In the middle of the 17th century, a very heavy black mineral found in North America (the density of strontium was 16.68 g/cm3) was sent to the British Museum for safekeeping. After about 150 years, until 1801, the British chemist C. Hatchett (1765-1847) accepted the ore analysis task of the British Museum, from which he discovered a new element and put It was named Columbium (later renamed 铌), in honor of the place where the mineral was first discovered - Colombia.
In 1802, the Swedish chemist AGEkaberg (1767-1813) made their analysis of a mineral (strontium) in Scandinavia. After the acid forms a fluorinated double salt, it is recrystallized to discover new elements. He refers to the name of Tantalus, the son of Zeus God in Greek mythology, and named the element Tantalum (钽).

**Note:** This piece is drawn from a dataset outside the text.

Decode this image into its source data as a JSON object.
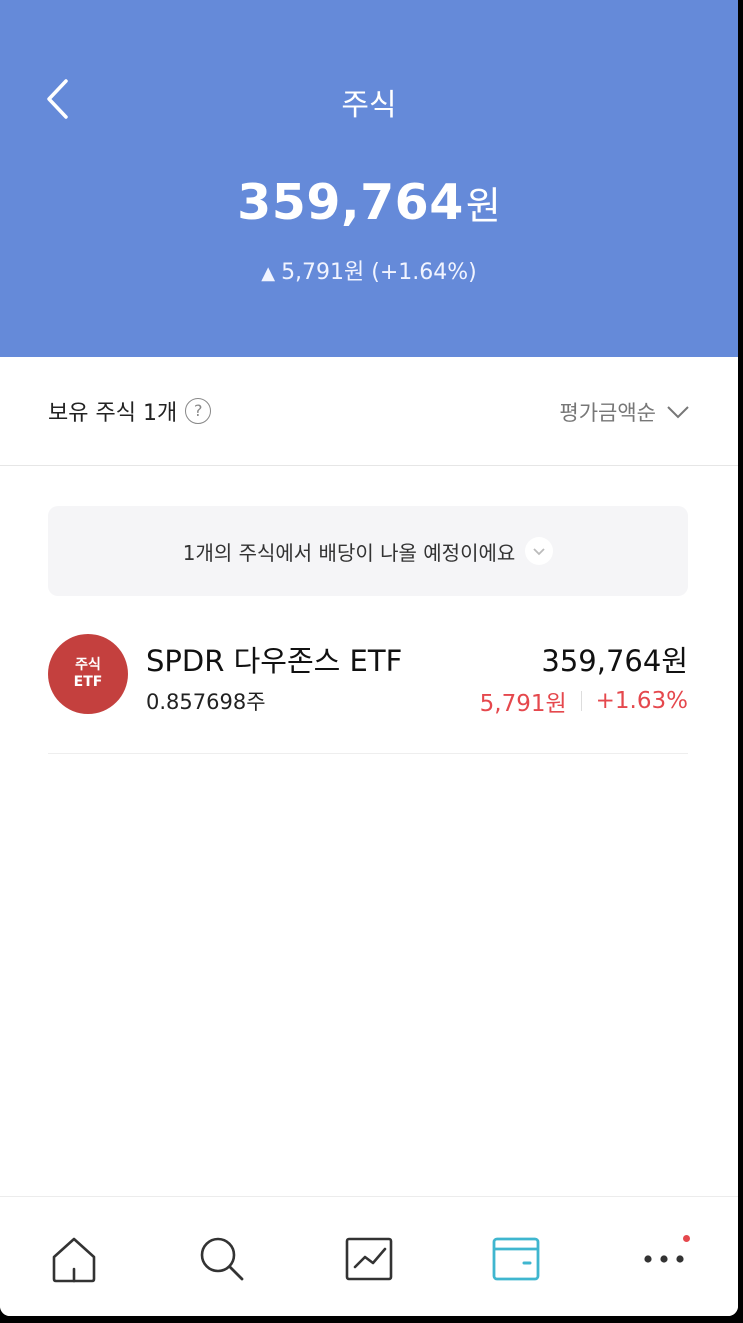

Because the nature of 钶 and 钽 are very similar, people once thought they were the same element. In 1809, the British chemist William Hyde Wollaston compared the oxides of strontium and barium. Although they obtained different density values, he believed that the two were identical substances.
By 1844, the German chemist Heinrich Rose (1795-1864) refuted the conclusion that bismuth and strontium were the same elements, and chemically determined that they are two different elements. In Greek mythology, Tantalus's daughter Niobe (the goddess of tears) and his son Pelops named the two elements "Niobium" and "Pelopium".